┌─ Data supplied

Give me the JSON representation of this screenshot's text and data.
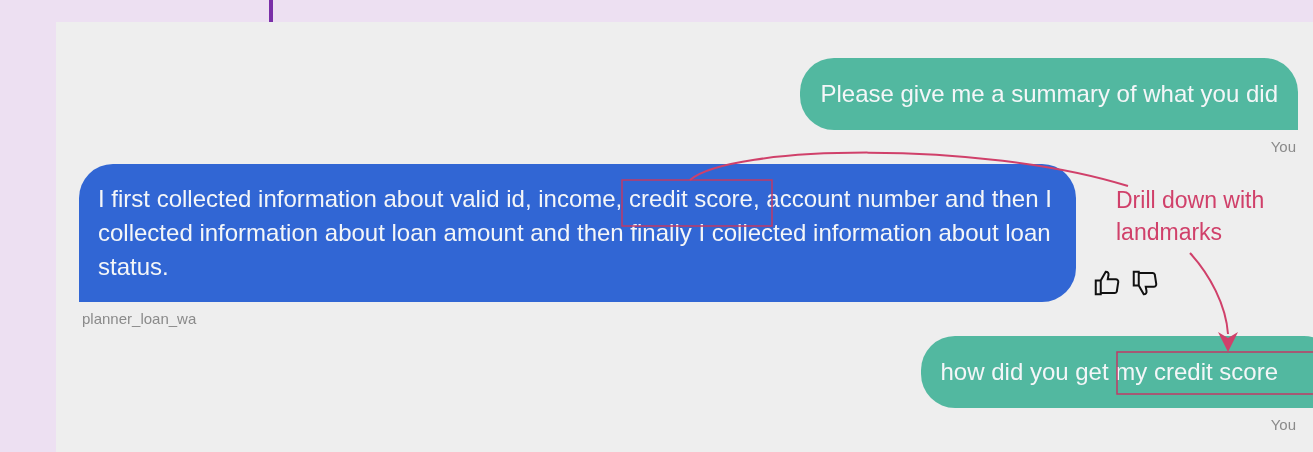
{
  "messages": [
    {
      "kind": "user",
      "text": "Please give me a summary of what you did",
      "author": "You"
    },
    {
      "kind": "bot",
      "text": "I first collected information about valid id, income, credit score, account number and then I collected information about loan amount and then finally I collected information about loan status.",
      "author": "planner_loan_wa"
    },
    {
      "kind": "user",
      "text": "how did you get my credit score",
      "author": "You"
    }
  ],
  "annotation": {
    "note": "Drill down with landmarks"
  }
}
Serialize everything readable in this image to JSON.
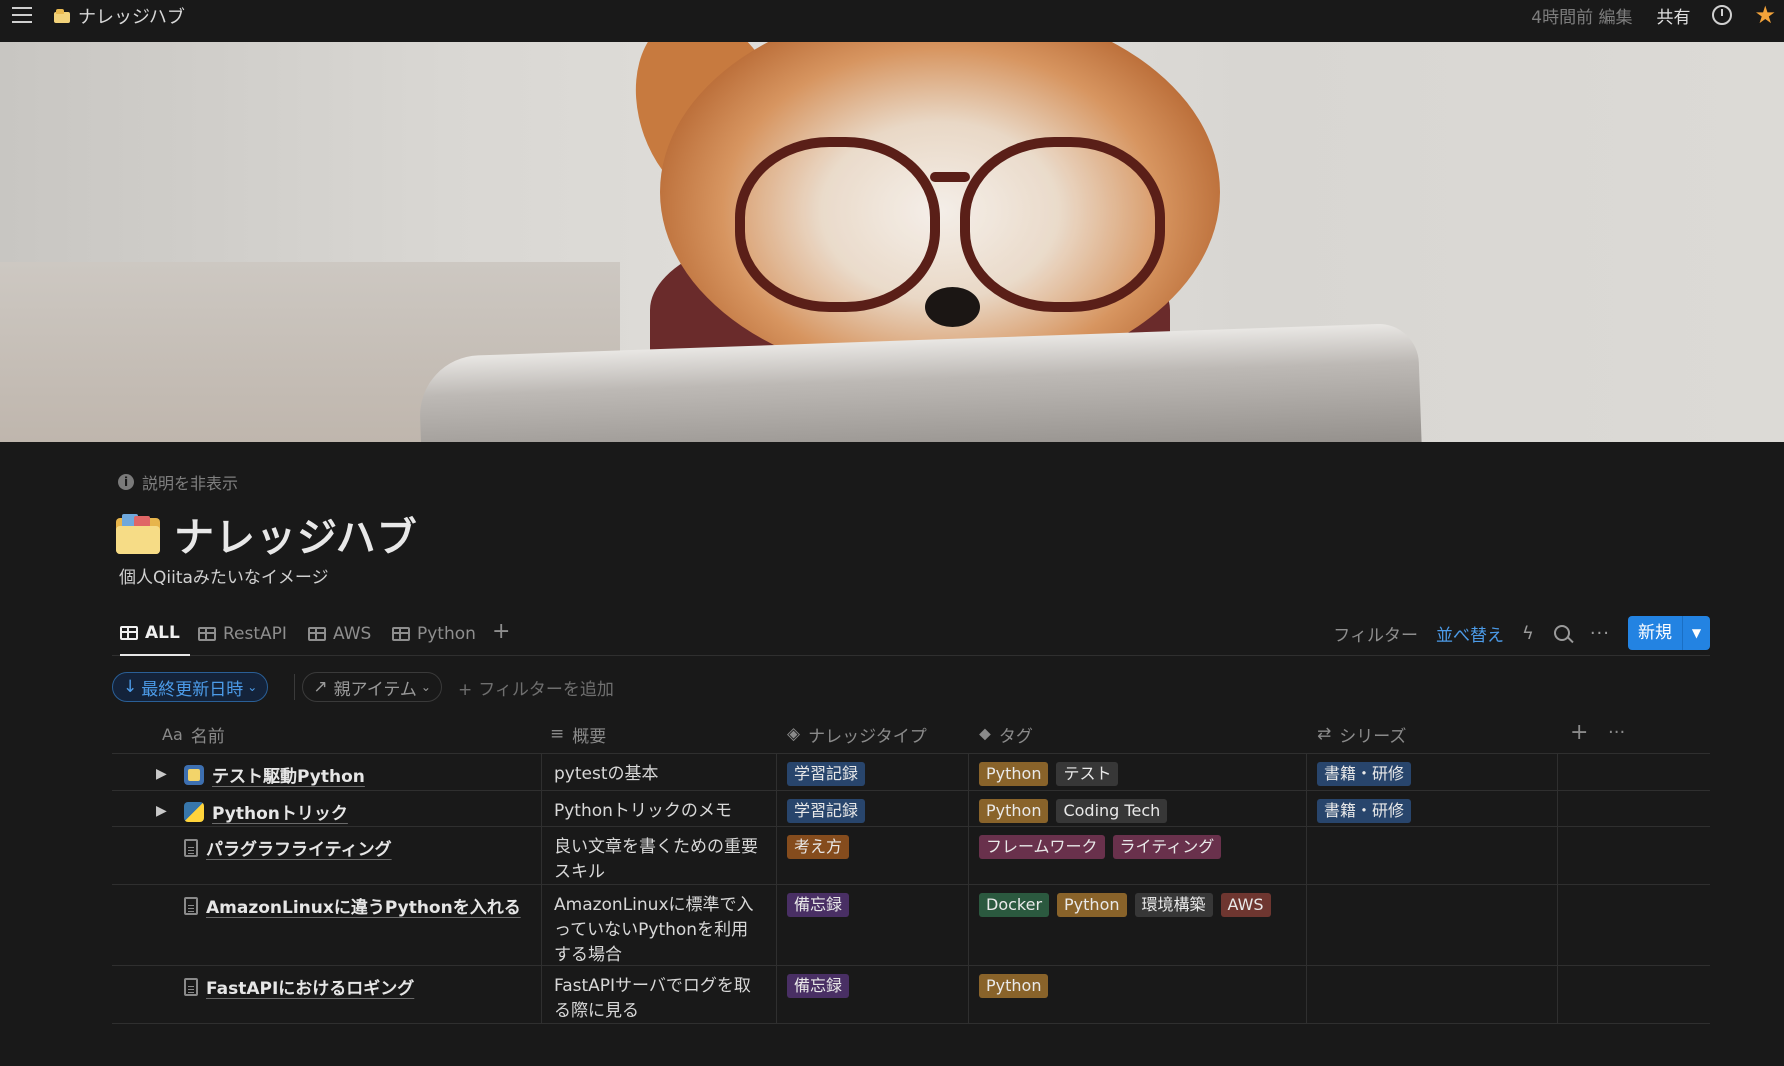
{
  "topbar": {
    "breadcrumb": "ナレッジハブ",
    "edited": "4時間前 編集",
    "share": "共有"
  },
  "page": {
    "hide_description": "説明を非表示",
    "title": "ナレッジハブ",
    "description": "個人Qiitaみたいなイメージ"
  },
  "views": {
    "tabs": [
      {
        "label": "ALL",
        "active": true
      },
      {
        "label": "RestAPI",
        "active": false
      },
      {
        "label": "AWS",
        "active": false
      },
      {
        "label": "Python",
        "active": false
      }
    ],
    "filter": "フィルター",
    "sort": "並べ替え",
    "new": "新規"
  },
  "filters": {
    "sort_pill": "最終更新日時",
    "parent_pill": "親アイテム",
    "add_filter": "フィルターを追加"
  },
  "columns": {
    "name": "名前",
    "summary": "概要",
    "type": "ナレッジタイプ",
    "tags": "タグ",
    "series": "シリーズ"
  },
  "colors": {
    "accent": "#2383e2",
    "tag_blue": "#28456c",
    "tag_orange": "#854c1d",
    "tag_gray": "#373737",
    "tag_purple": "#492f64",
    "tag_brown": "#603b2c",
    "tag_red": "#6e3630",
    "tag_pink": "#69314c",
    "tag_green": "#2b593f",
    "tag_yellow": "#89632a"
  },
  "rows": [
    {
      "name": "テスト駆動Python",
      "icon": "test-app-icon",
      "expandable": true,
      "summary": "pytestの基本",
      "type": {
        "label": "学習記録",
        "color": "#28456c"
      },
      "tags": [
        {
          "label": "Python",
          "color": "#89632a"
        },
        {
          "label": "テスト",
          "color": "#373737"
        }
      ],
      "series": [
        {
          "label": "書籍・研修",
          "color": "#28456c"
        }
      ]
    },
    {
      "name": "Pythonトリック",
      "icon": "python-icon",
      "expandable": true,
      "summary": "Pythonトリックのメモ",
      "type": {
        "label": "学習記録",
        "color": "#28456c"
      },
      "tags": [
        {
          "label": "Python",
          "color": "#89632a"
        },
        {
          "label": "Coding Tech",
          "color": "#373737"
        }
      ],
      "series": [
        {
          "label": "書籍・研修",
          "color": "#28456c"
        }
      ]
    },
    {
      "name": "パラグラフライティング",
      "icon": "document-icon",
      "expandable": false,
      "summary": "良い文章を書くための重要スキル",
      "type": {
        "label": "考え方",
        "color": "#854c1d"
      },
      "tags": [
        {
          "label": "フレームワーク",
          "color": "#69314c"
        },
        {
          "label": "ライティング",
          "color": "#69314c"
        }
      ],
      "series": []
    },
    {
      "name": "AmazonLinuxに違うPythonを入れる",
      "icon": "document-icon",
      "expandable": false,
      "summary": "AmazonLinuxに標準で入っていないPythonを利用する場合",
      "type": {
        "label": "備忘録",
        "color": "#492f64"
      },
      "tags": [
        {
          "label": "Docker",
          "color": "#2b593f"
        },
        {
          "label": "Python",
          "color": "#89632a"
        },
        {
          "label": "環境構築",
          "color": "#373737"
        },
        {
          "label": "AWS",
          "color": "#6e3630"
        }
      ],
      "series": []
    },
    {
      "name": "FastAPIにおけるロギング",
      "icon": "document-icon",
      "expandable": false,
      "summary": "FastAPIサーバでログを取る際に見る",
      "type": {
        "label": "備忘録",
        "color": "#492f64"
      },
      "tags": [
        {
          "label": "Python",
          "color": "#89632a"
        }
      ],
      "series": []
    }
  ]
}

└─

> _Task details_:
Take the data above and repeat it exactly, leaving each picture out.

> _Task answer_:
Give me the JSON representation of this screenshot's text and data.
{
  "messages": [
    {
      "kind": "user",
      "text": "Please give me a summary of what you did",
      "author": "You"
    },
    {
      "kind": "bot",
      "text": "I first collected information about valid id, income, credit score, account number and then I collected information about loan amount and then finally I collected information about loan status.",
      "author": "planner_loan_wa"
    },
    {
      "kind": "user",
      "text": "how did you get my credit score",
      "author": "You"
    }
  ],
  "annotation": {
    "note": "Drill down with landmarks"
  }
}
Serialize everything readable in this image to JSON.
{
  "topbar": {
    "breadcrumb": "ナレッジハブ",
    "edited": "4時間前 編集",
    "share": "共有"
  },
  "page": {
    "hide_description": "説明を非表示",
    "title": "ナレッジハブ",
    "description": "個人Qiitaみたいなイメージ"
  },
  "views": {
    "tabs": [
      {
        "label": "ALL",
        "active": true
      },
      {
        "label": "RestAPI",
        "active": false
      },
      {
        "label": "AWS",
        "active": false
      },
      {
        "label": "Python",
        "active": false
      }
    ],
    "filter": "フィルター",
    "sort": "並べ替え",
    "new": "新規"
  },
  "filters": {
    "sort_pill": "最終更新日時",
    "parent_pill": "親アイテム",
    "add_filter": "フィルターを追加"
  },
  "columns": {
    "name": "名前",
    "summary": "概要",
    "type": "ナレッジタイプ",
    "tags": "タグ",
    "series": "シリーズ"
  },
  "colors": {
    "accent": "#2383e2",
    "tag_blue": "#28456c",
    "tag_orange": "#854c1d",
    "tag_gray": "#373737",
    "tag_purple": "#492f64",
    "tag_brown": "#603b2c",
    "tag_red": "#6e3630",
    "tag_pink": "#69314c",
    "tag_green": "#2b593f",
    "tag_yellow": "#89632a"
  },
  "rows": [
    {
      "name": "テスト駆動Python",
      "icon": "test-app-icon",
      "expandable": true,
      "summary": "pytestの基本",
      "type": {
        "label": "学習記録",
        "color": "#28456c"
      },
      "tags": [
        {
          "label": "Python",
          "color": "#89632a"
        },
        {
          "label": "テスト",
          "color": "#373737"
        }
      ],
      "series": [
        {
          "label": "書籍・研修",
          "color": "#28456c"
        }
      ]
    },
    {
      "name": "Pythonトリック",
      "icon": "python-icon",
      "expandable": true,
      "summary": "Pythonトリックのメモ",
      "type": {
        "label": "学習記録",
        "color": "#28456c"
      },
      "tags": [
        {
          "label": "Python",
          "color": "#89632a"
        },
        {
          "label": "Coding Tech",
          "color": "#373737"
        }
      ],
      "series": [
        {
          "label": "書籍・研修",
          "color": "#28456c"
        }
      ]
    },
    {
      "name": "パラグラフライティング",
      "icon": "document-icon",
      "expandable": false,
      "summary": "良い文章を書くための重要スキル",
      "type": {
        "label": "考え方",
        "color": "#854c1d"
      },
      "tags": [
        {
          "label": "フレームワーク",
          "color": "#69314c"
        },
        {
          "label": "ライティング",
          "color": "#69314c"
        }
      ],
      "series": []
    },
    {
      "name": "AmazonLinuxに違うPythonを入れる",
      "icon": "document-icon",
      "expandable": false,
      "summary": "AmazonLinuxに標準で入っていないPythonを利用する場合",
      "type": {
        "label": "備忘録",
        "color": "#492f64"
      },
      "tags": [
        {
          "label": "Docker",
          "color": "#2b593f"
        },
        {
          "label": "Python",
          "color": "#89632a"
        },
        {
          "label": "環境構築",
          "color": "#373737"
        },
        {
          "label": "AWS",
          "color": "#6e3630"
        }
      ],
      "series": []
    },
    {
      "name": "FastAPIにおけるロギング",
      "icon": "document-icon",
      "expandable": false,
      "summary": "FastAPIサーバでログを取る際に見る",
      "type": {
        "label": "備忘録",
        "color": "#492f64"
      },
      "tags": [
        {
          "label": "Python",
          "color": "#89632a"
        }
      ],
      "series": []
    }
  ]
}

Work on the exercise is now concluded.